This nullifies a small yet valuable portion of the console’s library. With the exception of wireless connectivity, the Switch Lite feels far more geared towards solo play. I don’t necessarily think this is a bad thing, but sine its inception, the Switch has been marketed as something that brings people together, so it feels strange to abandon so many features that emphasis that quality.
Battery life for the Nintendo Switch Lite can range between three to seven hours, depending on the application being used and the brightness intensity of the screen. There’s myriad factors to consider when testing a console such as this, so we put the Lite through its paces by continuous sessions of Super Smash Bros Ultimate and The Legend of Zelda: Breath of the Wild. On the former, the latter tapped out just shy of the four-hour mark during an eight-player battle.
Less intensive titles such as Undertale and Untitled Goose Game fare better, squeezing far more time out of the battery. You’ll notice increased fan noise and a high temperature towards the top of the unit while playing more graphically intensive games, but it’s seldom distracting enough to be an issue.
Nintendo Switch Lite Games – Do they all work correctly?
The Nintendo Switch Lite is anomalous in some regards, largely because it makes a small selection of existing games defunct due to the lack of detachable controllers. Titles such as Super Mario Party, Nintendo Labo and 1-2 Switch simply aren’t supported in handheld mode, requiring individual Joy-Cons to function.

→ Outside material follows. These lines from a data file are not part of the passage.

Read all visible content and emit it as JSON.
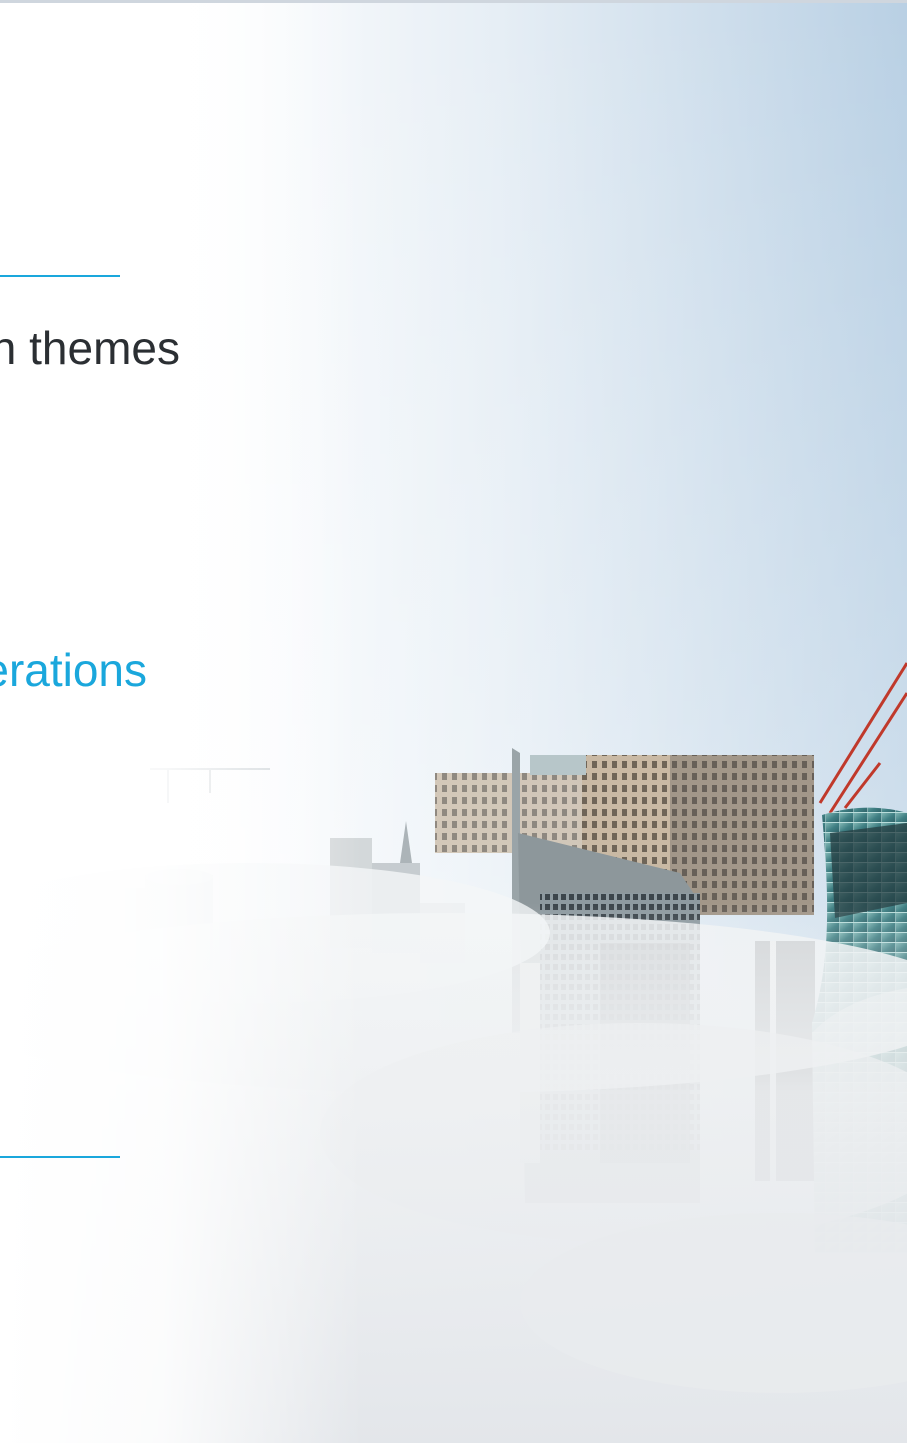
{
  "slide": {
    "heading": "In themes",
    "subheading": "Operations"
  },
  "colors": {
    "accent": "#1aa7dc",
    "text": "#2b2f33"
  }
}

In some cases this could be remedied by buying and connecting individual controllers, but the lack of a kickstand makes this a very inconvenient solution. Beyond this, the majority of games I tested using the Switch Lite worked perfectly, with visuals, control methods and performance living up to the original console’s standard – or even beyond in some cases.
You should buy the Nintendo Switch Lite if…
Portable play means the most to you: This is a console which is only playable as a handheld, meaning it will appeal to younger players or those who simply don’t intend to hook it up to their television. Alternatively, it can be a secondary switch for an existing owner. It’s applicable to many situations, which is exactly what makes it so compelling.
You want a stylish, more comfortable Switch: The original Switch feels bulky alongside the Lite, which can almost fit in the palm of my hand. It feels, looks and runs brilliantly – and can be slid into backpack much like a tablet or laptop with ease.
You want access to a growing library of fantastic games: Since its initial release in 2017, the Switch has become home to a fantastic selection of games. Breath of the Wild, Super Mario Galaxy and Xenoblade Chronicles 2 are all classics, and this library will only grow stronger in the years and months to come.
You should not buy the Nintendo Switch Lite if…
You’re into docking: Playing on a television or larger display isn’t possible with the Nintendo Switch Lite. This is a strictly portable console, meaning the box contains a charger, the machine and little else. Those who wish to have the hybrid experience should invest in the base model.
Detachable joy-con matter to you: One of the biggest charms of Nintendo Switch are taken away with the Lite model. You can no longer detach its controllers for a spot of local multiplayer. This alongside the lack of kickstand makes the Lite a far more solitary experience, which won’t be for everyone.
You have large hands: The Switch Lite feels like it would work best with younger gamers and those with smaller hands, since I have trouble using it for prolonged periods of times without suffering from bouts of hand cramp. However, as a secondary console to my docked Switch it is more than ideal.